Data supplied:
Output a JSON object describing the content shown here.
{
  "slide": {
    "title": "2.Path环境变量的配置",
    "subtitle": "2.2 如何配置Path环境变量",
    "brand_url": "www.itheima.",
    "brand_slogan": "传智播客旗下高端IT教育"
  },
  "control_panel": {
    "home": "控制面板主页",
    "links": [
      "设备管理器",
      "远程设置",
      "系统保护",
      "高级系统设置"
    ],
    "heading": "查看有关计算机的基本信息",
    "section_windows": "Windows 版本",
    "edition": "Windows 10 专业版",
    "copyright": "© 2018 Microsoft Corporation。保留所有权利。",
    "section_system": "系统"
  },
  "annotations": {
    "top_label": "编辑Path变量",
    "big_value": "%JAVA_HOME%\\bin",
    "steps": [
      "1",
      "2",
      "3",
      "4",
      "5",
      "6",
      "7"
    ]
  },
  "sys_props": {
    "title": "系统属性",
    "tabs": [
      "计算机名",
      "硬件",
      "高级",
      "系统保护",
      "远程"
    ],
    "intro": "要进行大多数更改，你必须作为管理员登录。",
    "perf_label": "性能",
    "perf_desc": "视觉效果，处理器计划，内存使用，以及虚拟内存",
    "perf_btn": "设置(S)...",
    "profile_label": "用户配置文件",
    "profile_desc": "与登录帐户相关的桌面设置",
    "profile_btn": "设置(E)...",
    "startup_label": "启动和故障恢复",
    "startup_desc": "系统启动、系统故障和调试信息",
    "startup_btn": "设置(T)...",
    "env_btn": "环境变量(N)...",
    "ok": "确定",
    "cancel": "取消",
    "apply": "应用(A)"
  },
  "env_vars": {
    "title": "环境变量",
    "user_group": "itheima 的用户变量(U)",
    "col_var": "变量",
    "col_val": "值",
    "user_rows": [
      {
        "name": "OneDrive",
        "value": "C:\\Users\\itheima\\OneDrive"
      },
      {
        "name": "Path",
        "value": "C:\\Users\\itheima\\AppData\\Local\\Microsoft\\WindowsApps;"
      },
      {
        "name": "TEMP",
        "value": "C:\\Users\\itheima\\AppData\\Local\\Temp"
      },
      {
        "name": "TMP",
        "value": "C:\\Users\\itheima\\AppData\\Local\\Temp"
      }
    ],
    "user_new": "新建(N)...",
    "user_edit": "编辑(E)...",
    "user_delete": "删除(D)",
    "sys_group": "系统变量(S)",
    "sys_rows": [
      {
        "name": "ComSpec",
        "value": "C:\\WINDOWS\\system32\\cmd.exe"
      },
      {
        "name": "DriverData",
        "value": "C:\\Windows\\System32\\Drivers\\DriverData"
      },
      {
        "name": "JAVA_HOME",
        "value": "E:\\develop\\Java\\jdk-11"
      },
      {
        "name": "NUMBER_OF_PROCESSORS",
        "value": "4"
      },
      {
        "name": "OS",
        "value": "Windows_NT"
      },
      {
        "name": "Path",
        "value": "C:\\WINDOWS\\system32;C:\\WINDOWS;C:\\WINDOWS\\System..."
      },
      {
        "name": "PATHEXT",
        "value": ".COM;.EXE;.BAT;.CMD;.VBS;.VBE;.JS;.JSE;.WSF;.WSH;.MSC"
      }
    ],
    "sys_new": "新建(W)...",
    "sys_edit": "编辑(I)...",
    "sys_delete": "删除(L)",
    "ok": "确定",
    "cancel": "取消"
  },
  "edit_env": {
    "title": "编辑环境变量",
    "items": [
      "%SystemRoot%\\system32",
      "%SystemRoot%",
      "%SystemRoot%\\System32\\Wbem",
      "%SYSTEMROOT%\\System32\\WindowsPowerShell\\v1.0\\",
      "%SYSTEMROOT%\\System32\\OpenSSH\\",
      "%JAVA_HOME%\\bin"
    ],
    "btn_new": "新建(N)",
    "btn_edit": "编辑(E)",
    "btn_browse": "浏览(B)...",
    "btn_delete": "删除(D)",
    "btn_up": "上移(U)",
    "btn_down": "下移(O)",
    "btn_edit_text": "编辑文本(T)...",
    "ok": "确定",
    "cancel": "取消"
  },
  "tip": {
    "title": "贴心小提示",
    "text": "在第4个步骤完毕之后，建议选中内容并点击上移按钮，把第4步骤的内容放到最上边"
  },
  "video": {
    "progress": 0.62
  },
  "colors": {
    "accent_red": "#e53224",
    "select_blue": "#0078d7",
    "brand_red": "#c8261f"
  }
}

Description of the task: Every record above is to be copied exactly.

Written response:
Output a JSON object describing the content shown here.
{
  "slide": {
    "title": "2.Path环境变量的配置",
    "subtitle": "2.2 如何配置Path环境变量",
    "brand_url": "www.itheima.",
    "brand_slogan": "传智播客旗下高端IT教育"
  },
  "control_panel": {
    "home": "控制面板主页",
    "links": [
      "设备管理器",
      "远程设置",
      "系统保护",
      "高级系统设置"
    ],
    "heading": "查看有关计算机的基本信息",
    "section_windows": "Windows 版本",
    "edition": "Windows 10 专业版",
    "copyright": "© 2018 Microsoft Corporation。保留所有权利。",
    "section_system": "系统"
  },
  "annotations": {
    "top_label": "编辑Path变量",
    "big_value": "%JAVA_HOME%\\bin",
    "steps": [
      "1",
      "2",
      "3",
      "4",
      "5",
      "6",
      "7"
    ]
  },
  "sys_props": {
    "title": "系统属性",
    "tabs": [
      "计算机名",
      "硬件",
      "高级",
      "系统保护",
      "远程"
    ],
    "intro": "要进行大多数更改，你必须作为管理员登录。",
    "perf_label": "性能",
    "perf_desc": "视觉效果，处理器计划，内存使用，以及虚拟内存",
    "perf_btn": "设置(S)...",
    "profile_label": "用户配置文件",
    "profile_desc": "与登录帐户相关的桌面设置",
    "profile_btn": "设置(E)...",
    "startup_label": "启动和故障恢复",
    "startup_desc": "系统启动、系统故障和调试信息",
    "startup_btn": "设置(T)...",
    "env_btn": "环境变量(N)...",
    "ok": "确定",
    "cancel": "取消",
    "apply": "应用(A)"
  },
  "env_vars": {
    "title": "环境变量",
    "user_group": "itheima 的用户变量(U)",
    "col_var": "变量",
    "col_val": "值",
    "user_rows": [
      {
        "name": "OneDrive",
        "value": "C:\\Users\\itheima\\OneDrive"
      },
      {
        "name": "Path",
        "value": "C:\\Users\\itheima\\AppData\\Local\\Microsoft\\WindowsApps;"
      },
      {
        "name": "TEMP",
        "value": "C:\\Users\\itheima\\AppData\\Local\\Temp"
      },
      {
        "name": "TMP",
        "value": "C:\\Users\\itheima\\AppData\\Local\\Temp"
      }
    ],
    "user_new": "新建(N)...",
    "user_edit": "编辑(E)...",
    "user_delete": "删除(D)",
    "sys_group": "系统变量(S)",
    "sys_rows": [
      {
        "name": "ComSpec",
        "value": "C:\\WINDOWS\\system32\\cmd.exe"
      },
      {
        "name": "DriverData",
        "value": "C:\\Windows\\System32\\Drivers\\DriverData"
      },
      {
        "name": "JAVA_HOME",
        "value": "E:\\develop\\Java\\jdk-11"
      },
      {
        "name": "NUMBER_OF_PROCESSORS",
        "value": "4"
      },
      {
        "name": "OS",
        "value": "Windows_NT"
      },
      {
        "name": "Path",
        "value": "C:\\WINDOWS\\system32;C:\\WINDOWS;C:\\WINDOWS\\System..."
      },
      {
        "name": "PATHEXT",
        "value": ".COM;.EXE;.BAT;.CMD;.VBS;.VBE;.JS;.JSE;.WSF;.WSH;.MSC"
      }
    ],
    "sys_new": "新建(W)...",
    "sys_edit": "编辑(I)...",
    "sys_delete": "删除(L)",
    "ok": "确定",
    "cancel": "取消"
  },
  "edit_env": {
    "title": "编辑环境变量",
    "items": [
      "%SystemRoot%\\system32",
      "%SystemRoot%",
      "%SystemRoot%\\System32\\Wbem",
      "%SYSTEMROOT%\\System32\\WindowsPowerShell\\v1.0\\",
      "%SYSTEMROOT%\\System32\\OpenSSH\\",
      "%JAVA_HOME%\\bin"
    ],
    "btn_new": "新建(N)",
    "btn_edit": "编辑(E)",
    "btn_browse": "浏览(B)...",
    "btn_delete": "删除(D)",
    "btn_up": "上移(U)",
    "btn_down": "下移(O)",
    "btn_edit_text": "编辑文本(T)...",
    "ok": "确定",
    "cancel": "取消"
  },
  "tip": {
    "title": "贴心小提示",
    "text": "在第4个步骤完毕之后，建议选中内容并点击上移按钮，把第4步骤的内容放到最上边"
  },
  "video": {
    "progress": 0.62
  },
  "colors": {
    "accent_red": "#e53224",
    "select_blue": "#0078d7",
    "brand_red": "#c8261f"
  }
}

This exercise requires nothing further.